▸ **REQUIREMENT**
Scan the material that follows. Copy every line containing the word "path".
.....
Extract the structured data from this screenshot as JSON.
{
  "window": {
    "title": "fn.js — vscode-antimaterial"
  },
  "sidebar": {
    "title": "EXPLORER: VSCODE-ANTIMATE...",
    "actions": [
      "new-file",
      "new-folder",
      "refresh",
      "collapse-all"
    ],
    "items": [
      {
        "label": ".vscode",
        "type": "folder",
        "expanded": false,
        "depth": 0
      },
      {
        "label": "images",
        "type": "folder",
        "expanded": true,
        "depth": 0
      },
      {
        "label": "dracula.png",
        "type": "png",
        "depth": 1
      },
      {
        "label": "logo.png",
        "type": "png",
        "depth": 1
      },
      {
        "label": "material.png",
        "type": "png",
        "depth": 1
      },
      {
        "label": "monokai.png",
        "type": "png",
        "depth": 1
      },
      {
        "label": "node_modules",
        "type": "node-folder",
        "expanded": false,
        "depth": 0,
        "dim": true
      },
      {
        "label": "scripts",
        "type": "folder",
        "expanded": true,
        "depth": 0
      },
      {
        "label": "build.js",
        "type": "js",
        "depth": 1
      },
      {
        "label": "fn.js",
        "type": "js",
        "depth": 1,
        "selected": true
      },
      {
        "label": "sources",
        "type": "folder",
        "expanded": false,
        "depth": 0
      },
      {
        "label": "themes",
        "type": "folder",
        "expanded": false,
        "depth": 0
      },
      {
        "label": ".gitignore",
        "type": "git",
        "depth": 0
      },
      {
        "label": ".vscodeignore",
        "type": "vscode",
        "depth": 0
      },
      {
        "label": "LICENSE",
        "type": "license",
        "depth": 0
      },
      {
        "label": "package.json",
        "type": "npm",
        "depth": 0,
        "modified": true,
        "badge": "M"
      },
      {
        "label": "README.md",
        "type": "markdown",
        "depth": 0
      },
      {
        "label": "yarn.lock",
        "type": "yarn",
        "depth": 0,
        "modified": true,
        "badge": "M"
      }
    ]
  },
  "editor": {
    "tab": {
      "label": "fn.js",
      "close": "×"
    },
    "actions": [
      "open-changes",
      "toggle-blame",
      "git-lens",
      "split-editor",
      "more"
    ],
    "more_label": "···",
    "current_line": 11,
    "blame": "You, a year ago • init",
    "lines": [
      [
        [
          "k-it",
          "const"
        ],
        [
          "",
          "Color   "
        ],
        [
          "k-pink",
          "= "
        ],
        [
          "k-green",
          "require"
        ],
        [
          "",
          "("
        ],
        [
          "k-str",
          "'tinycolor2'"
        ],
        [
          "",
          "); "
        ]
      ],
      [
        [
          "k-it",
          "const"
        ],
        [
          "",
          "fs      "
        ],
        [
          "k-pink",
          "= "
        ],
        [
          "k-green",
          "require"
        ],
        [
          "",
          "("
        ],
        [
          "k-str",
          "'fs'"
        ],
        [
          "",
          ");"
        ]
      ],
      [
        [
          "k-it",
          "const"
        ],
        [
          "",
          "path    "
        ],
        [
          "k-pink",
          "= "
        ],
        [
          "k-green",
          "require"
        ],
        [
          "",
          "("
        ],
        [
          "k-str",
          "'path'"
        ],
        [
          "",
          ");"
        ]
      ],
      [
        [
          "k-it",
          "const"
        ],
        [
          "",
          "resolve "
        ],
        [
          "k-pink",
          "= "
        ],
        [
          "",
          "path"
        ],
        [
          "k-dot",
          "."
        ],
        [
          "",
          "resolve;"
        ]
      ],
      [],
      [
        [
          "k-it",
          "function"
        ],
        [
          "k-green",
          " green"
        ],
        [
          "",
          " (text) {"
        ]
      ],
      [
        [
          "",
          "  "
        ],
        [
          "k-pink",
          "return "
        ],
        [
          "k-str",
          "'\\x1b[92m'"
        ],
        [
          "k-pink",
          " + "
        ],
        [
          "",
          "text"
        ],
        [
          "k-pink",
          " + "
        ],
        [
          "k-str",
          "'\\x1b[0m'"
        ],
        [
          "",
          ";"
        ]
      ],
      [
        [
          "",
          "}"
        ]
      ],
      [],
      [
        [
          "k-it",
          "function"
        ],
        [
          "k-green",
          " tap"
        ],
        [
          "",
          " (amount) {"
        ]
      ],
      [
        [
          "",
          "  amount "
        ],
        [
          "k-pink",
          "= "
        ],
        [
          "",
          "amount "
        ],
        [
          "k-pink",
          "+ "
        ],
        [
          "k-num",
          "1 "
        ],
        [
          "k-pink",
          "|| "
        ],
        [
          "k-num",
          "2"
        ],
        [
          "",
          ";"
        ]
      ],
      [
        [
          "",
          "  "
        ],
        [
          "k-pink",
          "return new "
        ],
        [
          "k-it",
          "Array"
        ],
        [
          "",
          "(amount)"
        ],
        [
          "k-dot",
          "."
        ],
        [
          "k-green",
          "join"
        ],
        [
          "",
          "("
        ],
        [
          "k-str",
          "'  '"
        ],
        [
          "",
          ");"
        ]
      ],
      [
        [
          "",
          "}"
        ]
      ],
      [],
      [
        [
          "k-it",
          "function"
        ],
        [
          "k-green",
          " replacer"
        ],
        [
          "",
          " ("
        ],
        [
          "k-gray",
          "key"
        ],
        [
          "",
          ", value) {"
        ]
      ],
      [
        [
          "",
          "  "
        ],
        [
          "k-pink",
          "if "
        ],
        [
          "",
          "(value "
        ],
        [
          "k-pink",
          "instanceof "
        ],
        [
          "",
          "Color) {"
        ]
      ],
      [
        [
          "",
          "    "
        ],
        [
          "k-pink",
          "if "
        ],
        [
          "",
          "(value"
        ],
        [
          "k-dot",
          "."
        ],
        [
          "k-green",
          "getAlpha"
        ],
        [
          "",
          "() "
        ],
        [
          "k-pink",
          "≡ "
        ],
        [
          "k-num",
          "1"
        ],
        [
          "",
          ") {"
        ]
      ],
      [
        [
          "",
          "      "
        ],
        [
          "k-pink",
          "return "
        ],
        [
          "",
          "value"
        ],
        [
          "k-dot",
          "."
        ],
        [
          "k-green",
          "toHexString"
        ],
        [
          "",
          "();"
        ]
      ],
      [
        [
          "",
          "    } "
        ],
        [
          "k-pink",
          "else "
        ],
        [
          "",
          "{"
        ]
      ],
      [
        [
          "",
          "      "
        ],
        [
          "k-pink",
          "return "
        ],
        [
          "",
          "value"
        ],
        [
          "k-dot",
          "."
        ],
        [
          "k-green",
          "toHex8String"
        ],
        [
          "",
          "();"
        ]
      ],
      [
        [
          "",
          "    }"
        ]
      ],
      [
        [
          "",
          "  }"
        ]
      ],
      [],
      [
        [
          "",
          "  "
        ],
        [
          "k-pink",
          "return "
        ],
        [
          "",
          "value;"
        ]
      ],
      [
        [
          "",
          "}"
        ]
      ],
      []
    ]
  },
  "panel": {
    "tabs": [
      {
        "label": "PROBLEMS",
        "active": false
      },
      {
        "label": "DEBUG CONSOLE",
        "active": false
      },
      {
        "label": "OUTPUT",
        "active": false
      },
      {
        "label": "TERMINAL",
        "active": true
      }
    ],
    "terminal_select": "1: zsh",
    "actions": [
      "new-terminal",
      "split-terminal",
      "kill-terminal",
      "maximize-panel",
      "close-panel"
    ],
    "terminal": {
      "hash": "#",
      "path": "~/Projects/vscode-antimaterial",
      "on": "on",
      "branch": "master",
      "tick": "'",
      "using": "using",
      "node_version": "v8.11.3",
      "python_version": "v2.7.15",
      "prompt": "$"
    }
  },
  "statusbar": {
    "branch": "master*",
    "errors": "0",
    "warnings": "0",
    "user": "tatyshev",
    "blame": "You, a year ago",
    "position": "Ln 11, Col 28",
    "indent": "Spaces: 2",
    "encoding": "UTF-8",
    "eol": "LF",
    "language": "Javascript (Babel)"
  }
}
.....
▸ **ANSWER SPACE**
          "path    "
          "'path'"
          "path"
      "path": "~/Projects/vscode-antimaterial",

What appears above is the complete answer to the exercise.